With both lateral and medial epicondylitis, the primary symptom is pain at either the lateral or medial elbow. Other common symptoms can include tenderness with palpation to either the forearm extensor or flexor muscle units, aching elbow in the evening, and elbow stiffness in the morning. Sensation deficits are not associated with either of these injuries and is an entirely different injury.

How are these injuries treated?  

A majority of these injuries are treated conservatively. Doctors can prescribe an anti-inflammatory medication along with a steroid injection to the painful area(s). Doctors can also refer a patient to see an occupational or physical therapist to have symptoms addressed.

An occupational therapist or a physical therapist will work with each patient to develop a personalized treatment plan that includes:

  • stretching
  • manual therapy techniques
  • education
  • home exercises
  • activity modification
  • strength training
  • custom orthosis

Are there risk factors for one person to get more than another?

Yes, there are certain activities that can exacerbate symptoms. Those activities include anything that leads to overuse of the forearm extensor and flexors (heavy repetition, poor posture, forceful grasp, etc.).

The incidence for lateral and medial epicondylitis is greatest between 35-55 years old (men and women are affected equally). If an individual is younger than 35 and experiencing symptoms, a screen should be completed for additional causes.

Can you prevent tennis elbow or golfer’s elbow?

There is no way to prevent lateral or medial epicondylitis, but there are ways to decrease your chances of having this injury. Those ways include having proper posture, avoiding repetitive motions, avoiding forceful grasping.

If you suspect Tennis Elbow, Golfer’s Elbow or any problem with your arm, find a Physical or Occupational Therapist in your area to start the program you need to get back to the activities you enjoy.
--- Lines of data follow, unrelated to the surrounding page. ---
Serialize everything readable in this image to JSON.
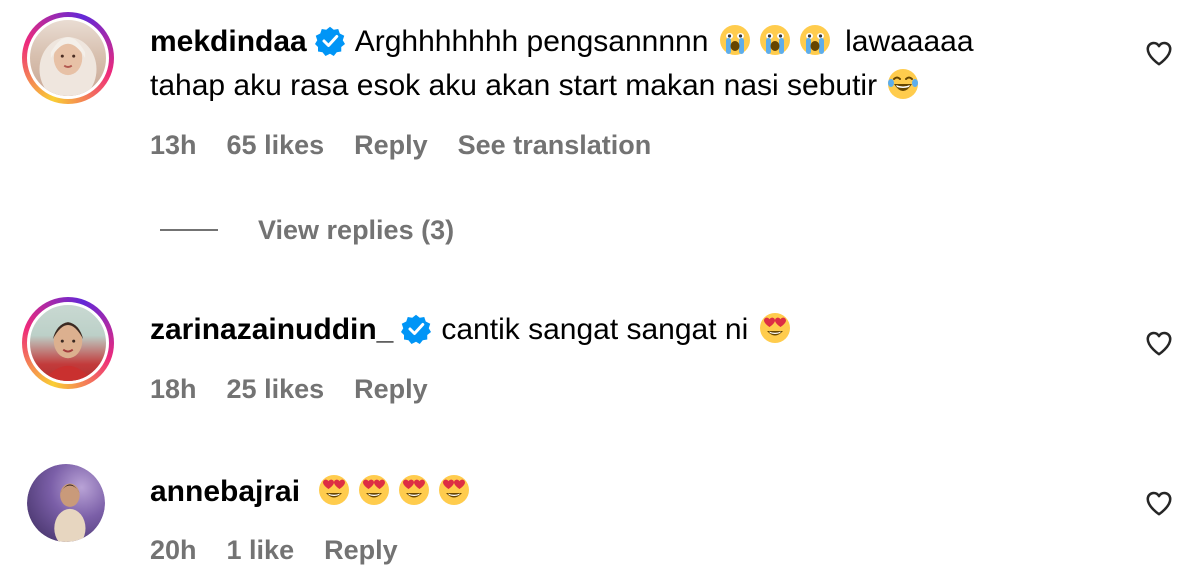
{
  "comments": [
    {
      "username": "mekdindaa",
      "verified": true,
      "text_part1": "Arghhhhhhh pengsannnnn",
      "text_part2": "lawaaaaa",
      "text_line2": "tahap aku rasa esok aku akan start makan nasi sebutir",
      "emojis": [
        "crying-face-emoji",
        "crying-face-emoji",
        "crying-face-emoji",
        "laughing-tears-emoji"
      ],
      "time": "13h",
      "likes": "65 likes",
      "reply": "Reply",
      "translate": "See translation",
      "view_replies": "View replies (3)"
    },
    {
      "username": "zarinazainuddin_",
      "verified": true,
      "text": "cantik sangat sangat ni",
      "emojis": [
        "heart-eyes-emoji"
      ],
      "time": "18h",
      "likes": "25 likes",
      "reply": "Reply"
    },
    {
      "username": "annebajrai",
      "verified": false,
      "text": "",
      "emojis": [
        "heart-eyes-emoji",
        "heart-eyes-emoji",
        "heart-eyes-emoji",
        "heart-eyes-emoji"
      ],
      "time": "20h",
      "likes": "1 like",
      "reply": "Reply"
    }
  ],
  "colors": {
    "meta_gray": "#737373",
    "verified_blue": "#0095f6",
    "text": "#000000"
  }
}
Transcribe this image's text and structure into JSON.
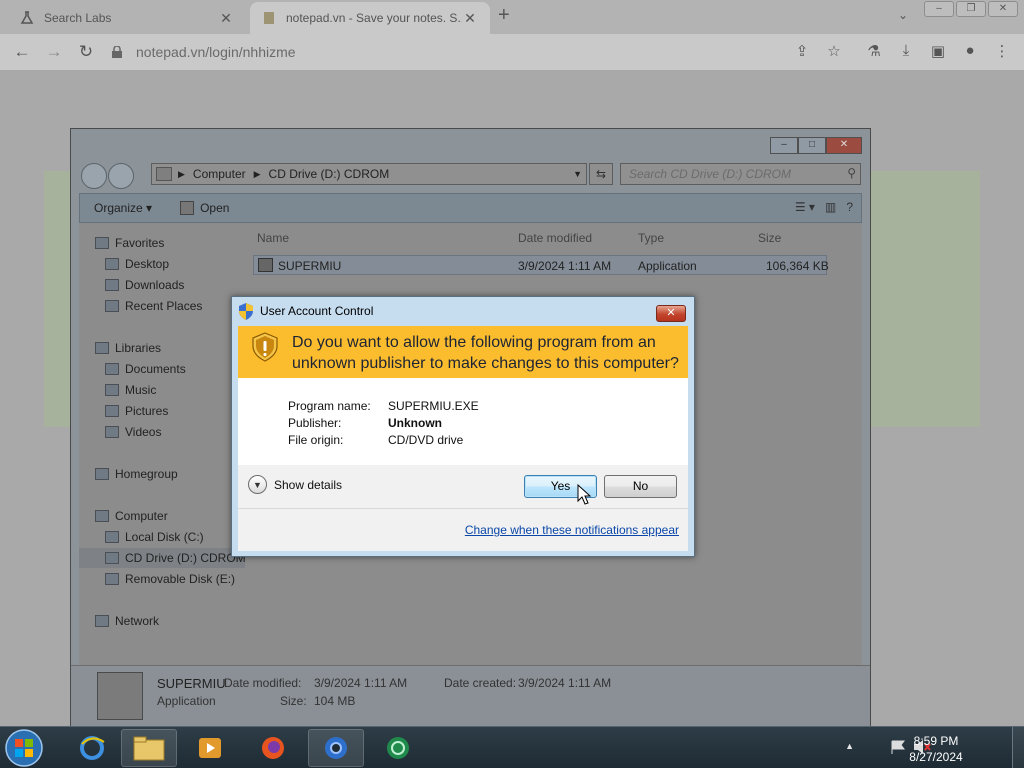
{
  "browser": {
    "tabs": [
      {
        "title": "Search Labs"
      },
      {
        "title": "notepad.vn - Save your notes. S..."
      }
    ],
    "url": "notepad.vn/login/nhhizme",
    "new_tab_symbol": "+",
    "tab_close_symbol": "✕"
  },
  "explorer": {
    "address": [
      "Computer",
      "CD Drive (D:) CDROM"
    ],
    "search_placeholder": "Search CD Drive (D:) CDROM",
    "toolbar": {
      "organize": "Organize ▾",
      "open": "Open"
    },
    "nav": {
      "favorites": "Favorites",
      "desktop": "Desktop",
      "downloads": "Downloads",
      "recent": "Recent Places",
      "libraries": "Libraries",
      "documents": "Documents",
      "music": "Music",
      "pictures": "Pictures",
      "videos": "Videos",
      "homegroup": "Homegroup",
      "computer": "Computer",
      "local_disk": "Local Disk (C:)",
      "cd_drive": "CD Drive (D:) CDROM",
      "removable": "Removable Disk (E:)",
      "network": "Network"
    },
    "columns": {
      "name": "Name",
      "date": "Date modified",
      "type": "Type",
      "size": "Size"
    },
    "file": {
      "name": "SUPERMIU",
      "date": "3/9/2024 1:11 AM",
      "type": "Application",
      "size": "106,364 KB"
    },
    "details": {
      "name": "SUPERMIU",
      "kind": "Application",
      "modified_label": "Date modified:",
      "modified": "3/9/2024 1:11 AM",
      "size_label": "Size:",
      "size": "104 MB",
      "created_label": "Date created:",
      "created": "3/9/2024 1:11 AM"
    }
  },
  "uac": {
    "title": "User Account Control",
    "question_line1": "Do you want to allow the following program from an",
    "question_line2": "unknown publisher to make changes to this computer?",
    "program_label": "Program name:",
    "program": "SUPERMIU.EXE",
    "publisher_label": "Publisher:",
    "publisher": "Unknown",
    "origin_label": "File origin:",
    "origin": "CD/DVD drive",
    "show_details": "Show details",
    "yes": "Yes",
    "no": "No",
    "link": "Change when these notifications appear",
    "colors": {
      "banner": "#fbbc2e",
      "link": "#0a47a8"
    }
  },
  "taskbar": {
    "time": "8:59 PM",
    "date": "8/27/2024",
    "apps": [
      "internet-explorer-icon",
      "windows-explorer-icon",
      "media-player-icon",
      "firefox-icon",
      "chrome-icon",
      "app-icon"
    ]
  }
}
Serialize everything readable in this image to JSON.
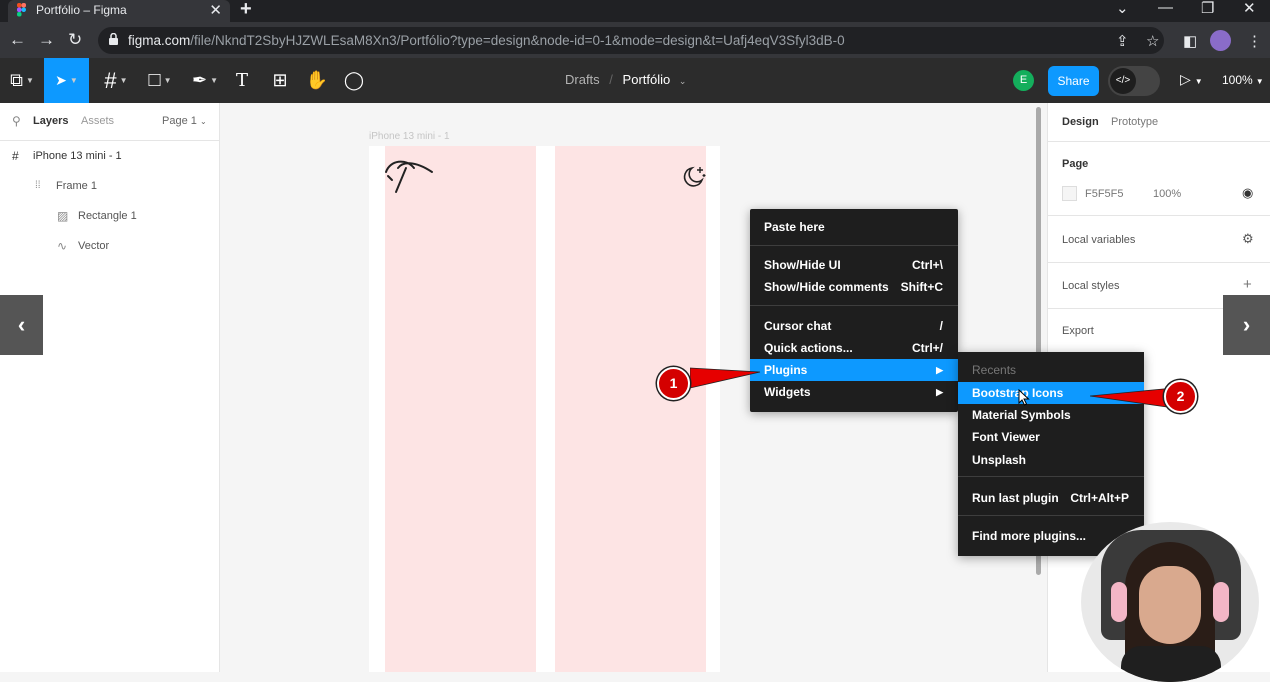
{
  "browser": {
    "tab_title": "Portfólio – Figma",
    "tab_close": "✕",
    "new_tab": "+",
    "window_controls": [
      "⌄",
      "—",
      "❐",
      "✕"
    ],
    "url_domain": "figma.com",
    "url_path": "/file/NkndT2SbyHJZWLEsaM8Xn3/Portfólio?type=design&node-id=0-1&mode=design&t=Uafj4eqV3Sfyl3dB-0",
    "nav": {
      "back": "←",
      "forward": "→",
      "reload": "↻"
    }
  },
  "toolbar": {
    "tools": [
      {
        "name": "main-menu",
        "glyph": "⧉"
      },
      {
        "name": "move",
        "glyph": "➤"
      },
      {
        "name": "frame",
        "glyph": "#"
      },
      {
        "name": "shape",
        "glyph": "□"
      },
      {
        "name": "pen",
        "glyph": "✒"
      },
      {
        "name": "text",
        "glyph": "T"
      },
      {
        "name": "resources",
        "glyph": "⊞"
      },
      {
        "name": "hand",
        "glyph": "✋"
      },
      {
        "name": "comment",
        "glyph": "◯"
      }
    ],
    "breadcrumb_parent": "Drafts",
    "breadcrumb_sep": "/",
    "file_name": "Portfólio",
    "avatar_initial": "E",
    "share_label": "Share",
    "dev_mode_glyph": "</>",
    "present_glyph": "▷",
    "zoom": "100%"
  },
  "left_panel": {
    "tabs": [
      "Layers",
      "Assets"
    ],
    "page_select": "Page 1",
    "layers": [
      {
        "label": "iPhone 13 mini - 1",
        "icon": "#",
        "icon_name": "frame-icon"
      },
      {
        "label": "Frame 1",
        "icon": "⁞⁞",
        "icon_name": "autolayout-icon"
      },
      {
        "label": "Rectangle 1",
        "icon": "▨",
        "icon_name": "rectangle-icon"
      },
      {
        "label": "Vector",
        "icon": "∿",
        "icon_name": "vector-icon"
      }
    ]
  },
  "canvas": {
    "frame_label": "iPhone 13 mini - 1",
    "rect_color": "#fde4e4"
  },
  "right_panel": {
    "tabs": [
      "Design",
      "Prototype"
    ],
    "page_heading": "Page",
    "page_color": "F5F5F5",
    "page_opacity": "100%",
    "local_variables": "Local variables",
    "local_styles": "Local styles",
    "export": "Export"
  },
  "context_menu": {
    "items": [
      {
        "label": "Paste here",
        "shortcut": ""
      },
      {
        "label": "Show/Hide UI",
        "shortcut": "Ctrl+\\"
      },
      {
        "label": "Show/Hide comments",
        "shortcut": "Shift+C"
      },
      {
        "label": "Cursor chat",
        "shortcut": "/"
      },
      {
        "label": "Quick actions...",
        "shortcut": "Ctrl+/"
      },
      {
        "label": "Plugins",
        "shortcut": "▶"
      },
      {
        "label": "Widgets",
        "shortcut": "▶"
      }
    ]
  },
  "plugins_submenu": {
    "items": [
      {
        "label": "Recents",
        "shortcut": ""
      },
      {
        "label": "Bootstrap Icons",
        "shortcut": ""
      },
      {
        "label": "Material Symbols",
        "shortcut": ""
      },
      {
        "label": "Font Viewer",
        "shortcut": ""
      },
      {
        "label": "Unsplash",
        "shortcut": ""
      },
      {
        "label": "Run last plugin",
        "shortcut": "Ctrl+Alt+P"
      },
      {
        "label": "Find more plugins...",
        "shortcut": ""
      }
    ]
  },
  "callouts": [
    "1",
    "2"
  ],
  "overlay": {
    "prev": "‹",
    "next": "›"
  },
  "colors": {
    "accent": "#0d99ff",
    "callout": "#d40000",
    "menu_bg": "#1e1e1e"
  }
}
Joshua Eppinger, MOT, OTR/L received his Bachelor of Arts in Human Performance & Health and his Master of Occupational Therapy from West Virginia University.  Joshua’s professional interests are Orthopedics and Hand Therapy. He has experience and training in the evaluation and treatment of post-surgical and non-surgical diagnoses. Josh’s experience includes a variety of conditions pertaining to the hand and upper extremities including  fractures, dislocations, sprains, torn ligaments, Tennis Elbow, Golfer’s Elbow, as well as multiple other diagnoses of the hand, wrist, arm, and shoulder.